Contract bridge is both a friendly, informal social game and a highly competitive mind-sport when in formal club or tournament play. Abiding by the rules, players are also expected to conduct themselves ethically and to be courteous at all times. The rules of the game and expectations for ethical play are codified in the official Laws of Duplicate Contract Bridge and its published interpretations; the rules define which actions at the table are and are not permitted and remedies for rule infractions and irregularities. Players are expected to respect the norms of social courtesy and behavior; duplicate bridge sponsoring organizations (clubs, regional, national, zonal and world organizations) can define additional standards for player's conduct, including the penalties for violation of personal conduct such as rudeness and other breaches of discipline not covered by applicable civil laws.
Read main article: Laws of Duplicate Bridge
The following aspects of conduct in game play are covered in the Laws of Duplicate Contract Bridge.

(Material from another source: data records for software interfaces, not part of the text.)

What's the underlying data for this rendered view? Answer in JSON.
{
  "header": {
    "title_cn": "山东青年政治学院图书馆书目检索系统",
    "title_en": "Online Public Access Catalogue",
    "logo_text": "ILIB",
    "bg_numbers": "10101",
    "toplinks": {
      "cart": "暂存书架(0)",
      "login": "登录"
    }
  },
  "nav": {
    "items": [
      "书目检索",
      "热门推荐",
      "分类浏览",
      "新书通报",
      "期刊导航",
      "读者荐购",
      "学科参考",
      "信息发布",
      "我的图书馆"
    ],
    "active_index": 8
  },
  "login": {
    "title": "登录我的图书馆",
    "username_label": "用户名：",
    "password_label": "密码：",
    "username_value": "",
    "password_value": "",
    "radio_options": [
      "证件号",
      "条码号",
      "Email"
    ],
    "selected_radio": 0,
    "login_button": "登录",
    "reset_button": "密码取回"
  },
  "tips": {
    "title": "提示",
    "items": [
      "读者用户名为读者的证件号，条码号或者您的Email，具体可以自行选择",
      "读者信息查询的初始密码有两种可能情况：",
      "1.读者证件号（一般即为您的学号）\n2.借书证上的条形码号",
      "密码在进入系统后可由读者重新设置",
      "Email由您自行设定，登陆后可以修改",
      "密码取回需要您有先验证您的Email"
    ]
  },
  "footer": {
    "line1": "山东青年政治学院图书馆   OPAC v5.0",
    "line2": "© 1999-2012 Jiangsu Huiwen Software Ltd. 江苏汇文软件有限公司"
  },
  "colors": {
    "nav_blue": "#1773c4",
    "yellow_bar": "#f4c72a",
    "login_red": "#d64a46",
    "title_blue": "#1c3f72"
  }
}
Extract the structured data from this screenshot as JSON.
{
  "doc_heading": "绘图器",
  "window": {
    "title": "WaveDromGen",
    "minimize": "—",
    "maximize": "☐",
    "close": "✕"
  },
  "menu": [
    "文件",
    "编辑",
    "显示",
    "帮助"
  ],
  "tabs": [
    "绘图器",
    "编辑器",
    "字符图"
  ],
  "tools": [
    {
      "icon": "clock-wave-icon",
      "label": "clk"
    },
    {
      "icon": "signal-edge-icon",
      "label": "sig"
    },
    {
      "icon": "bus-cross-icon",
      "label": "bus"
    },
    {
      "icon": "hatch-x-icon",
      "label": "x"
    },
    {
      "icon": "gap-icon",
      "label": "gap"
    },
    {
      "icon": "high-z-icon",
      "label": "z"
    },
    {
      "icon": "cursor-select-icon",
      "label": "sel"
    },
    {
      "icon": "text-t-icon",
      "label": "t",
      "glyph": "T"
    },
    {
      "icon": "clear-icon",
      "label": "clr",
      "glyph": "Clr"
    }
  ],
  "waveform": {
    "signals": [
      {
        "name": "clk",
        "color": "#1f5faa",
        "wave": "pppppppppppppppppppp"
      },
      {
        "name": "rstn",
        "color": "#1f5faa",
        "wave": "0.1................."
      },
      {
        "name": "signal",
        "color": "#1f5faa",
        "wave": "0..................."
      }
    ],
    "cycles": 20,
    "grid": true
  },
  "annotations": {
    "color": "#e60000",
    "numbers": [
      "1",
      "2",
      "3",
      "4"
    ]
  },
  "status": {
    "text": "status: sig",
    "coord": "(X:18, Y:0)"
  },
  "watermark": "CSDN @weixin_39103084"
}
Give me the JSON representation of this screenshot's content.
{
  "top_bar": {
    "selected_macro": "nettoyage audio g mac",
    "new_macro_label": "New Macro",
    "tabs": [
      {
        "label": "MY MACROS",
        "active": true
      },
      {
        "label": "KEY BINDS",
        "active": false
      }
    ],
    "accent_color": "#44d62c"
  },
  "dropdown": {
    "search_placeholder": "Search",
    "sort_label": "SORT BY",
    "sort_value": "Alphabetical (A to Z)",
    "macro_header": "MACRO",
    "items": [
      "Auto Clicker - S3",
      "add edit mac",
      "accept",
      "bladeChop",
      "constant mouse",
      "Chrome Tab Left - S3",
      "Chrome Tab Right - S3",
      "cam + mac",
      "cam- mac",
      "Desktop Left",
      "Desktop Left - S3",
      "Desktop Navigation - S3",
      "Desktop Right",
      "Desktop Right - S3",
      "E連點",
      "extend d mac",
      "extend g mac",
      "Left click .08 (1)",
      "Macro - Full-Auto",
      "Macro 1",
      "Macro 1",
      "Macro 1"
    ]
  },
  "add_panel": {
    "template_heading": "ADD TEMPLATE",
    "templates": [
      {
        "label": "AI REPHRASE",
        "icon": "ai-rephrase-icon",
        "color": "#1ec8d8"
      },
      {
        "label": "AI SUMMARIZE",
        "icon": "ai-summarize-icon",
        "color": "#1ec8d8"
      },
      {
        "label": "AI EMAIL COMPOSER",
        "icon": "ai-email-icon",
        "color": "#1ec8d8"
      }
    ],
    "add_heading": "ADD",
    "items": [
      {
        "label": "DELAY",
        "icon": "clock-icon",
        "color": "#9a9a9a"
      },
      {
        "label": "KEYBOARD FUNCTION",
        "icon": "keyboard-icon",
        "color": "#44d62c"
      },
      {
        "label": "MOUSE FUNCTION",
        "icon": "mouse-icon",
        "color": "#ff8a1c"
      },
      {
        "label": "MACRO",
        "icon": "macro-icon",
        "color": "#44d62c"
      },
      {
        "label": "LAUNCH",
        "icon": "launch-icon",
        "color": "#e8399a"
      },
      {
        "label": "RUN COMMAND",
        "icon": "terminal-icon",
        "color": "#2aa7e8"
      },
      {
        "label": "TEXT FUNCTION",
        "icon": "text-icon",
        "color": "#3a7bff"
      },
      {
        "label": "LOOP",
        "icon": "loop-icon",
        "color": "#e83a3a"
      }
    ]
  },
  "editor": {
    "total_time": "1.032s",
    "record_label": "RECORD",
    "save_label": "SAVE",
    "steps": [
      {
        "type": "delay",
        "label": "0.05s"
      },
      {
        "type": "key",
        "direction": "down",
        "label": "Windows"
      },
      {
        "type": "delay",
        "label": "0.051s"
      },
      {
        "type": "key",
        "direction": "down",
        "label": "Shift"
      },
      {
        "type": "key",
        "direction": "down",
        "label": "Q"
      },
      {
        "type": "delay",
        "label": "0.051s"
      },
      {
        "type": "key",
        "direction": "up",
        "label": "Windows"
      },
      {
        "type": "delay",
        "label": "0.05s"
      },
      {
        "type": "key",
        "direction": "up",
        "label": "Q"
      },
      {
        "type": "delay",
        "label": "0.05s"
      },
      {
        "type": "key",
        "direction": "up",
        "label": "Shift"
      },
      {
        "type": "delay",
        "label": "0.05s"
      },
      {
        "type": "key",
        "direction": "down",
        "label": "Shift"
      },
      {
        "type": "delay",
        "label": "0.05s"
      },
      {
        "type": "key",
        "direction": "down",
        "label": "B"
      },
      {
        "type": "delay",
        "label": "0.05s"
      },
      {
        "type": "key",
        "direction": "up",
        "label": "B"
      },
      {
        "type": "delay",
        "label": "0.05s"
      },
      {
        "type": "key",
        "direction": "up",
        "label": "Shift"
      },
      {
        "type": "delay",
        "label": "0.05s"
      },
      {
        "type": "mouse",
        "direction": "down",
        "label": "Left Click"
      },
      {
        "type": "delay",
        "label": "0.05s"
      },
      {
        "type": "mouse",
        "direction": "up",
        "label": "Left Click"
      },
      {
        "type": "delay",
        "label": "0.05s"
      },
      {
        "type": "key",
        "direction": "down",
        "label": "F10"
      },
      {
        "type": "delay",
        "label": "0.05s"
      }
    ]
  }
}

Any contestant remaining at a table throughout a session is primarily responsible for maintaining proper conditions of play at the table. (Law 7D)
The Tournament director's powers, duties and responsibilities are defined under laws 81 - 93. As the official representative of the Tournament Organiser he is responsible for managing the tournament and apply the Laws applicable to the said tournament. His duties (under Law 81) include:
Law 81 also states The Director (not the players) has the responsibility for rectifying irregularities and redressing damage.
Unless prohibited by Law, any player may call attention to an irregularity during the auction, whether or not it is his turn to call. (the dummy is subject to restrictions to this rule during play) and The Director must be summoned at once when attention is drawn to an irregularity. . A player does not generally have to draw attention to an irregularity committed by their side (Law 9A4 and 72B2) but must not attempt to conceal an infraction (Law 72B3)
Law 73B2 states: The gravest possible offence is for a partnership to exchange information through pre-arranged methods of communication other than those sanctioned in these laws.
Players are expected to bid and play 'in tempo', i.e. without undo haste or delay. Occasionally, within the context of more complex situations, additional time may be required to consider one's bid or play options, but players may not draw inferences based on their partner's break in tempo and doing so may draw a penalty when such hestitation is deemed without merit.
In duplicate play, "stop" cards are commonly used during auctions to notify the opponents of a skip bid. After the bid is made, the next player is expected to wait 10 seconds before bidding. A quick Pass after an opponent bids 2♠, for example, strongly implies a lack of card values.
If misinformation is provided (whether inadvertently or not) and not corrected then a pair may be afforded restitution by the Tournament Director. The assumed declarer or dummy should give the correct explanation at the end of the auction but before the opening lead is faced up. (When the Tournament Director can give the last defender a chance to make another bid and the auction may continue). Defenders may not correct misinformation until the end of the play of the hand (to do so earlier would give unauthorized information to their partner)
Players are authorized to base their calls and plays on information from legal calls and plays and from mannerisms of opponents. To base a call or play on other extraneous information may be an infraction of law.
When a player accidentally receives unauthorized information about a board he is playing or has yet to play, as by looking at the wrong hand; by overhearing calls, results or remarks; by seeing cards at another table; or by seeing a card belonging to another player at his own table before the auction begins, the Director should be notified forthwith, preferably by the recipient of the information. If the Director considers that the information could interfere with normal play, he may:
Law 74 deals with a correct attitude (courteous and avoid annoying other players), etiquette (e.g. paying attention, not making gratuitous remarks) and violations of procedure (e.g. boasting about success, varying tempo to disconcert opponents, trying to look at opponent's cards or where they played the card from in the hand).